"Noah Diamond knows this. What occurs in his revival—no matter how diamond-hard the action or exquisitely achieved the comedy, no matter how charmingly retro-right the music and dance—is the intrusion of filial piety. 'We love the Marx Brothers, love them sentimentally, emotionally, with all our hearts,' Diamond has said, and that love, which of course the brothers could not feel for themselves, fills the space.
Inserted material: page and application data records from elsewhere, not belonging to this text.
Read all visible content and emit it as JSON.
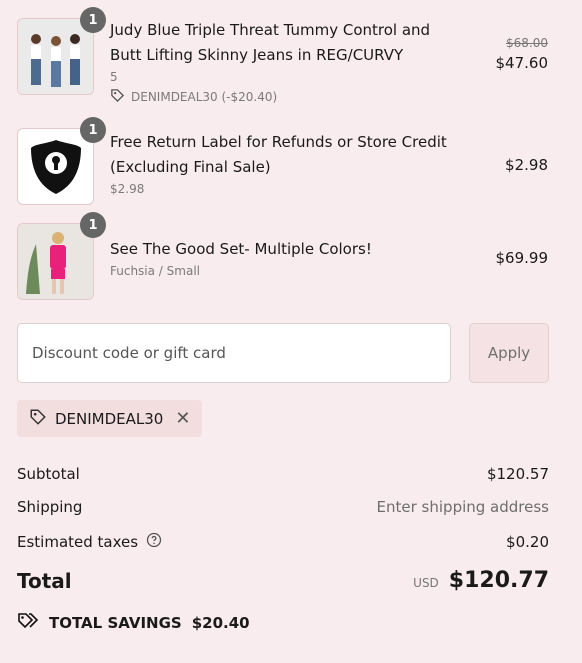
{
  "items": [
    {
      "quantity": "1",
      "title": "Judy Blue Triple Threat Tummy Control and Butt Lifting Skinny Jeans in REG/CURVY",
      "variant": "5",
      "discount": "DENIMDEAL30 (-$20.40)",
      "compare_price": "$68.00",
      "price": "$47.60"
    },
    {
      "quantity": "1",
      "title": "Free Return Label for Refunds or Store Credit (Excluding Final Sale)",
      "variant": "$2.98",
      "price": "$2.98"
    },
    {
      "quantity": "1",
      "title": "See The Good Set- Multiple Colors!",
      "variant": "Fuchsia / Small",
      "price": "$69.99"
    }
  ],
  "discount": {
    "placeholder": "Discount code or gift card",
    "apply_label": "Apply",
    "applied_code": "DENIMDEAL30"
  },
  "summary": {
    "subtotal_label": "Subtotal",
    "subtotal_value": "$120.57",
    "shipping_label": "Shipping",
    "shipping_value": "Enter shipping address",
    "taxes_label": "Estimated taxes",
    "taxes_value": "$0.20",
    "total_label": "Total",
    "currency": "USD",
    "total_value": "$120.77",
    "savings_label": "TOTAL SAVINGS",
    "savings_value": "$20.40"
  },
  "icons": {
    "tag": "tag-icon",
    "close": "close-icon",
    "help": "help-circle-icon",
    "savings": "savings-tag-icon"
  },
  "colors": {
    "background": "#f9ecee",
    "badge": "#666666",
    "chip": "#f3dedf",
    "apply_button": "#f5e2e4"
  }
}
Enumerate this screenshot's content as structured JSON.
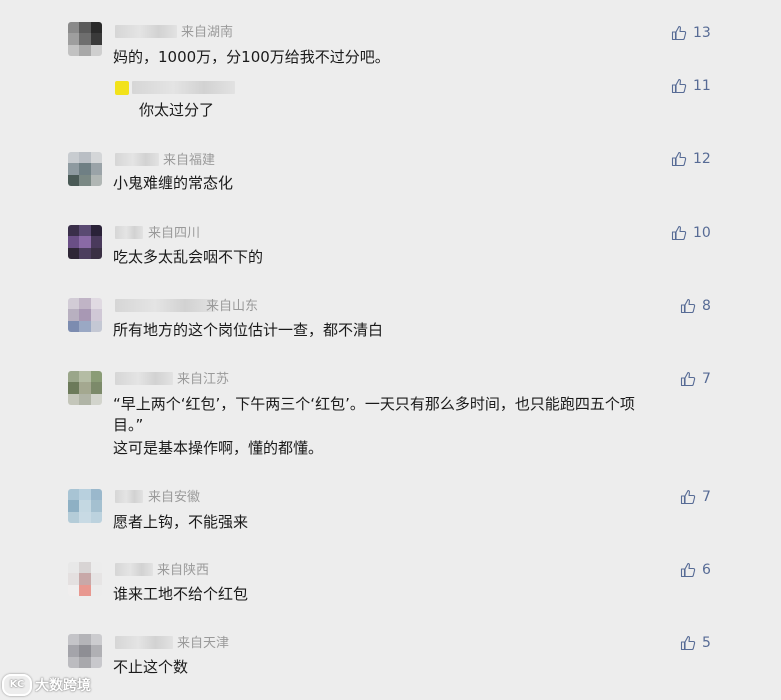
{
  "comments": [
    {
      "region": "来自湖南",
      "text": "妈的，1000万，分100万给我不过分吧。",
      "likes": "13",
      "reply": {
        "text": "你太过分了",
        "likes": "11"
      }
    },
    {
      "region": "来自福建",
      "text": "小鬼难缠的常态化",
      "likes": "12"
    },
    {
      "region": "来自四川",
      "text": "吃太多太乱会咽不下的",
      "likes": "10"
    },
    {
      "region": "来自山东",
      "text": "所有地方的这个岗位估计一查，都不清白",
      "likes": "8"
    },
    {
      "region": "来自江苏",
      "text_lines": [
        "“早上两个‘红包’，下午两三个‘红包’。一天只有那么多时间，也只能跑四五个项",
        "目。”",
        "这可是基本操作啊，懂的都懂。"
      ],
      "likes": "7"
    },
    {
      "region": "来自安徽",
      "text": "愿者上钩，不能强来",
      "likes": "7"
    },
    {
      "region": "来自陕西",
      "text": "谁来工地不给个红包",
      "likes": "6"
    },
    {
      "region": "来自天津",
      "text": "不止这个数",
      "likes": "5"
    }
  ],
  "watermark": {
    "logo_text": "KC",
    "label": "大数跨境"
  },
  "colors": {
    "background": "#ededed",
    "like": "#576b95",
    "region": "#9a9a9a",
    "text": "#1a1a1a"
  },
  "icons": {
    "like": "thumbs-up-icon"
  }
}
What will survive of us is love, Philip Larkin once wrote, and in a weird, unsentimental way, this is necessarily true: only a steady infusion of softness can keep alive even the most hard-edged of forms, and the softness of retrospective love blurs comedy’s boundaries even as it reproduces its shapes. Yet, if the laughter is touched with longing, it is still laughter, and it is still loud. For the moment, Diamond and Sisk can look on, proud and astonished parents, at the most Marxian of sights: an audience in New York, grouching with joy."
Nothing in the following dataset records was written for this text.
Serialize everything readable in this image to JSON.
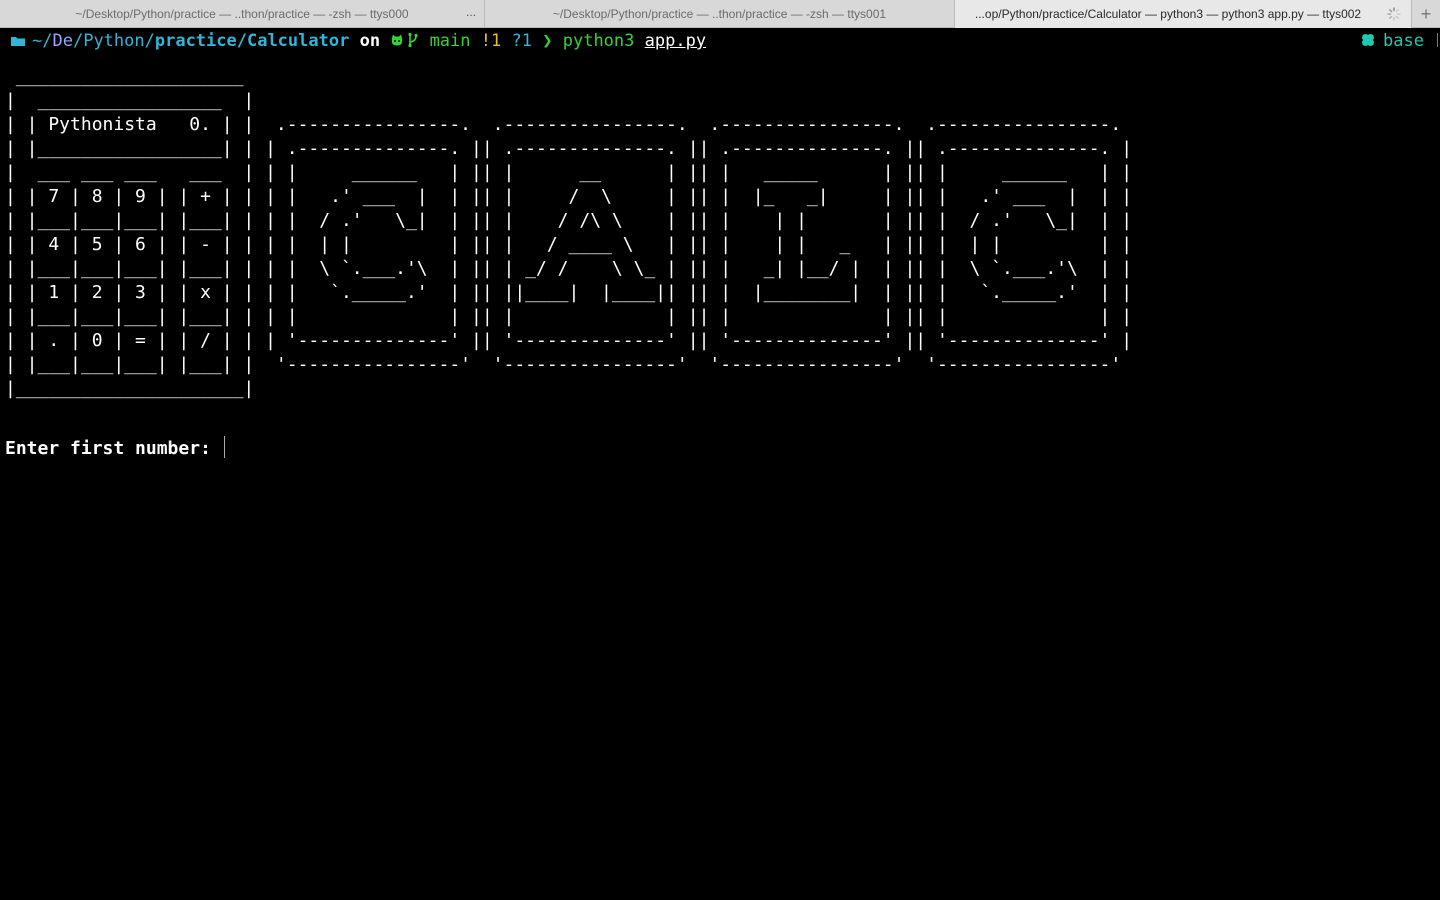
{
  "tabs": [
    {
      "title": "~/Desktop/Python/practice — ..thon/practice — -zsh — ttys000"
    },
    {
      "title": "~/Desktop/Python/practice — ..thon/practice — -zsh — ttys001"
    },
    {
      "title": "...op/Python/practice/Calculator — python3 — python3 app.py — ttys002"
    }
  ],
  "tab_overflow": "...",
  "new_tab_label": "+",
  "prompt": {
    "tilde": "~/",
    "de": "De",
    "path_mid": "/Python/",
    "path_bold": "practice/Calculator",
    "on": "on",
    "branch": "main",
    "modified": "!1",
    "untracked": "?1",
    "arrow": "❯",
    "command": "python3",
    "argument": "app.py"
  },
  "env": "base",
  "ascii_art": " _____________________\n|  _________________  |\n| | Pythonista   0. | |  .----------------.  .----------------.  .----------------.  .----------------.\n| |_________________| | | .--------------. || .--------------. || .--------------. || .--------------. |\n|  ___ ___ ___   ___  | | |     ______   | || |      __      | || |   _____      | || |     ______   | |\n| | 7 | 8 | 9 | | + | | | |   .' ___  |  | || |     /  \\     | || |  |_   _|     | || |   .' ___  |  | |\n| |___|___|___| |___| | | |  / .'   \\_|  | || |    / /\\ \\    | || |    | |       | || |  / .'   \\_|  | |\n| | 4 | 5 | 6 | | - | | | |  | |         | || |   / ____ \\   | || |    | |   _   | || |  | |         | |\n| |___|___|___| |___| | | |  \\ `.___.'\\  | || | _/ /    \\ \\_ | || |   _| |__/ |  | || |  \\ `.___.'\\  | |\n| | 1 | 2 | 3 | | x | | | |   `._____.'  | || ||____|  |____|| || |  |________|  | || |   `._____.'  | |\n| |___|___|___| |___| | | |              | || |              | || |              | || |              | |\n| | . | 0 | = | | / | | | '--------------' || '--------------' || '--------------' || '--------------' |\n| |___|___|___| |___| |  '----------------'  '----------------'  '----------------'  '----------------'\n|_____________________|",
  "input_prompt": "Enter first number: ",
  "colors": {
    "background": "#000000",
    "path": "#2fb6d8",
    "git": "#35d435",
    "modified": "#e8c21c",
    "env": "#1fc8b0"
  }
}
-- Adam Gopnik,
"How a Lost Marx Brothers Musical
Found Its Way Back Onstage"

The New Yorker


Matt Walters (Zeppo), Matt Roper (Chico), Noah Diamond (Groucho), and Seth Shelden (Harpo) in I'll Say She Is. Photo by Mark X. Hopkins.

Matt Walters, Matt Roper, Noah Diamond, Seth Shelden - Photo by Mark X Hopkins.jpg

"I'm searching
for a greatness.

I smear it on my face.
I want to bathe in grape,  
must swim the length

of the Milky Way.  
I want it to be brilliant,
I want it to be sweet . . ." 


Photo: Director Amanda Sisk, with Matt Roper (Chico) and Seth Shelden (Harpo), backstage at the Connelly Theater during the 2016 Off Broadway run of I'll Say She Is. Dressing room mirror selfie by N.D.